In the dark, I would listen to these sad songs and play movies in my mind. In those movies, I was always the one who watched others walk away or was the one who was doing the walking away. I guess that is why I ended up having a good time in therapy.

I do not do that anymore. I still listen to sad songs, and they still entertain me. However, I do not place myself inside of them. I listen to them as an outsider who is happy with where he has ended up in life. Placing myself in sad songs probably meant that I was not happy with where I was in life. Now, that is not the case. I am happy with where I am.

That is a song with a different verse. That is also where my mind went as “Paul” sat at the piano and sang “The Long and Winding Road” as the orchestral sounds filled the room.

Concerts of Interest

4 Jan

I have written a lot about concerts, so you can probably tell that I am a concert-going freak. I will see just about anybody perform. Some of the shows were great. Some of the shows were not as great. Many of them have been forgotten. However, a few have stood out because I found them different and interesting.

Undoubtedly, Luciano Pavarotti provided the most interesting concert experience. He was past his prime, but his power and talent could be felt throughout the arena. I have no idea how someone got him to perform in Nashville, but I feel privileged to have heard one of the Three Tenors.Luciano Pavarotti

Seeing Dave Brubeck play at the Ryman Auditorium was also a privilege. I wanted to hear his most famous work, “Take Five”, but I came away with more than hearing one popular Jazz number. I spent the evening mesmerized by a legend who turned a Country music shrine into something completely different.Dave Brubeck

Speaking of Country music, I have seen Willie Nelson several times, but the most interesting took place in a minor league baseball stadium. He and Bob Dylan toured stadiums throughout the country and had their stage positioned behind second base. People packed the infield as the two legends played throughout the night. It was interesting, but I kept thinking that the show going on backstage was probably more interesting.Willie Nelson and Bob Dylan

Dudley Moore came to Nashville many years ago to play a Valentine’s Day show with the Nashville Symphony. He was a great comedian, but he was also a classical pianist. What do you think he played? If you guessed “Bolero”, then you would be correct.Dudley Moore

I saw Leonard Cohen because I wanted to hear “Hallelujah”. I heard “Hallelujah” and a few more songs that I recognized. Actually, one is sung by Don Henley on my iPod. There were several aspects of this concert that I found interesting. First, those that love Leonard Cohen really love Leonard Cohen. Second, those who don’t, like my date who feel asleep on my shoulder, really don’t. Third, he came out for encore after encore. It had to be some kind of a record. I wouldn’t know because we left after about four of them.Leonard Cohen

Charlie Daniels lives in my county and can be seen hanging around all of the time.
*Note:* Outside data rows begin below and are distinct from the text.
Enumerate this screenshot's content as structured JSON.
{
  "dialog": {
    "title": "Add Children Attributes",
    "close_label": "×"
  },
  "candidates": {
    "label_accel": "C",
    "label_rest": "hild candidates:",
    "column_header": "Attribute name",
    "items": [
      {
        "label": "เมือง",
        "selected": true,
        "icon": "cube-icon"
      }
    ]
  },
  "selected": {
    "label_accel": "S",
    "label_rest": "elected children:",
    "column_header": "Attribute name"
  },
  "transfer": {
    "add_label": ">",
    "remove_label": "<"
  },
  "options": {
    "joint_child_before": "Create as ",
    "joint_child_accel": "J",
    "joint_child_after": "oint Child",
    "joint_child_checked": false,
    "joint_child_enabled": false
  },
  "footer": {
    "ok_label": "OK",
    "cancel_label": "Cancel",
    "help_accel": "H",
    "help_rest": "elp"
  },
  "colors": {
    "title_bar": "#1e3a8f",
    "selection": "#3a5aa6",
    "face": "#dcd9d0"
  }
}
His concert was interesting because I watched it from backstage. My friend worked for him and invited me along to sit how a concert works from the other side. I met Daniels around the buffet table, and we talked about people that we both knew. I remember that he had a hard time getting around, and  wondered how he was going to perform. That question was answered as soon as he got in view of the audience. He ran, jumped, and played. When the show was over, he went back to moving around slowly.Charlie Daniels
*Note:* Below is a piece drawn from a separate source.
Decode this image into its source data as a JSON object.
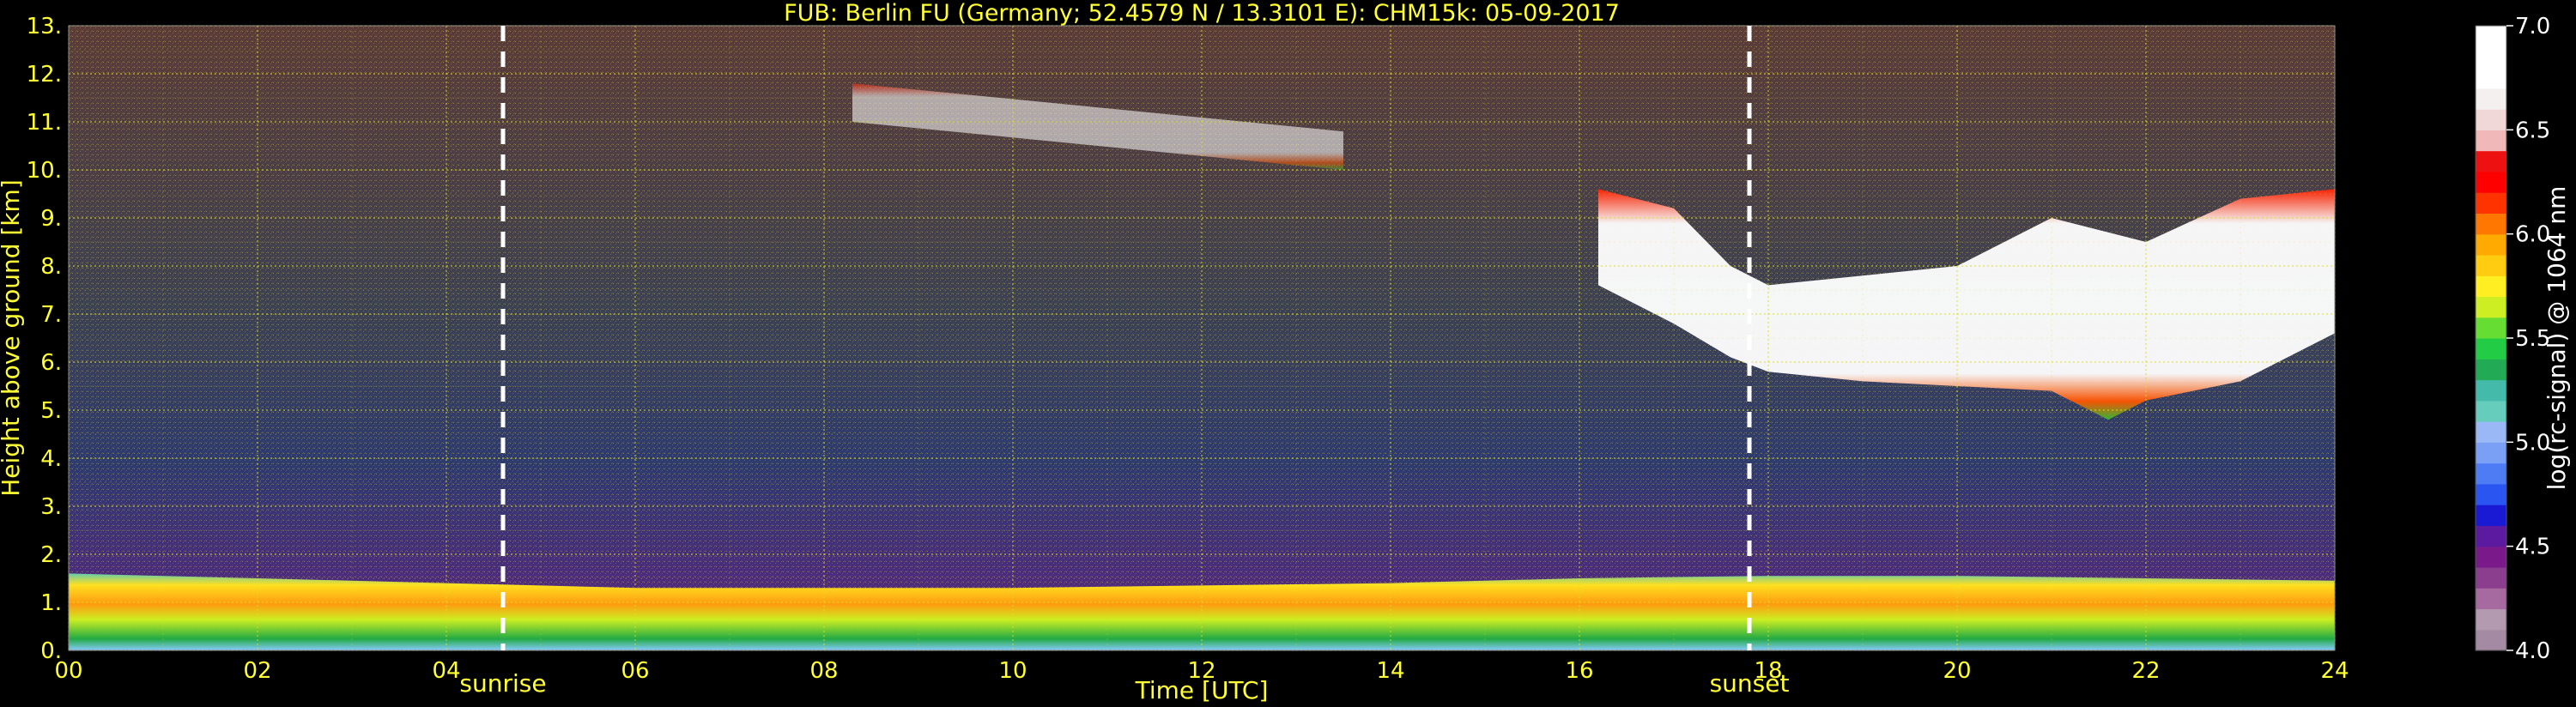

There have been many interesting concerts, but the last one I will write about was a live performance by a dead guy, Elvis Presley. I went to Elvis Week on the 30th anniversary of his death and attended the reunion concert. The original band and backup singers performed on stage while a video image of Elvis sang along with them. The sold out show was better than 90% of those I have seen with living people. However, the audience reaction was the interesting part. People were crying, shrieking and screaming like he was really there. I saw the living Elvis when I was a kid and remember that audience acting the same way. ELVIS LIVES!!!Elvis in Concert
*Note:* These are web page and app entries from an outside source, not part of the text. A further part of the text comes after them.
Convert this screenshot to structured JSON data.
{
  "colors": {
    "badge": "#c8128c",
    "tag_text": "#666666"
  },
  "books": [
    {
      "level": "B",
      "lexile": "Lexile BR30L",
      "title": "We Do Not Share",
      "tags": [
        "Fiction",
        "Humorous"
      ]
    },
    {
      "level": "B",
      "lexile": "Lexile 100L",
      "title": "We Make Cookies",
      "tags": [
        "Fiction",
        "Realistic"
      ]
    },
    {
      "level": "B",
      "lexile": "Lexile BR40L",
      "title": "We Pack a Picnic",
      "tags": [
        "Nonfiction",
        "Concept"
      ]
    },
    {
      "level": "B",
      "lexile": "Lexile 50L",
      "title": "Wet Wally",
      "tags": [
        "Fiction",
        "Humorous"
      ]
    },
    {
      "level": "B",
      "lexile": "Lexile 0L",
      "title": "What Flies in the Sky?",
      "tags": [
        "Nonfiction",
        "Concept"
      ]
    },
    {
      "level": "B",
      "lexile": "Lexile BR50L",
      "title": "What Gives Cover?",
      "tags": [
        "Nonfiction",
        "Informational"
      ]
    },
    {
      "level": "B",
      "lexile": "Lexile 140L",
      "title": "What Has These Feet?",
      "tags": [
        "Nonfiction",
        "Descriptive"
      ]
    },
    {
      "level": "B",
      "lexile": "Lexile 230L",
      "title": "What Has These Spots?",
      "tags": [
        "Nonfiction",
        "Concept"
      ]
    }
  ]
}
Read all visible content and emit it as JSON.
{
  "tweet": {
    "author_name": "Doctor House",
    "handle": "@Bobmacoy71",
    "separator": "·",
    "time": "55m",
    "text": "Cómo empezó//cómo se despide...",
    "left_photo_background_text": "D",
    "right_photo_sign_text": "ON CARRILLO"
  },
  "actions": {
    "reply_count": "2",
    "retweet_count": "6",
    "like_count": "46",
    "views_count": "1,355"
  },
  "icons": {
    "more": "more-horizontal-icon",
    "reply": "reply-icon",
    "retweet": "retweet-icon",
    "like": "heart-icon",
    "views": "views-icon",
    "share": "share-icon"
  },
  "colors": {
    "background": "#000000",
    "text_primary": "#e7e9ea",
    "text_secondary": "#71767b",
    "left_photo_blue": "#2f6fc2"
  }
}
If I see more interesting concerts, then I will let you know.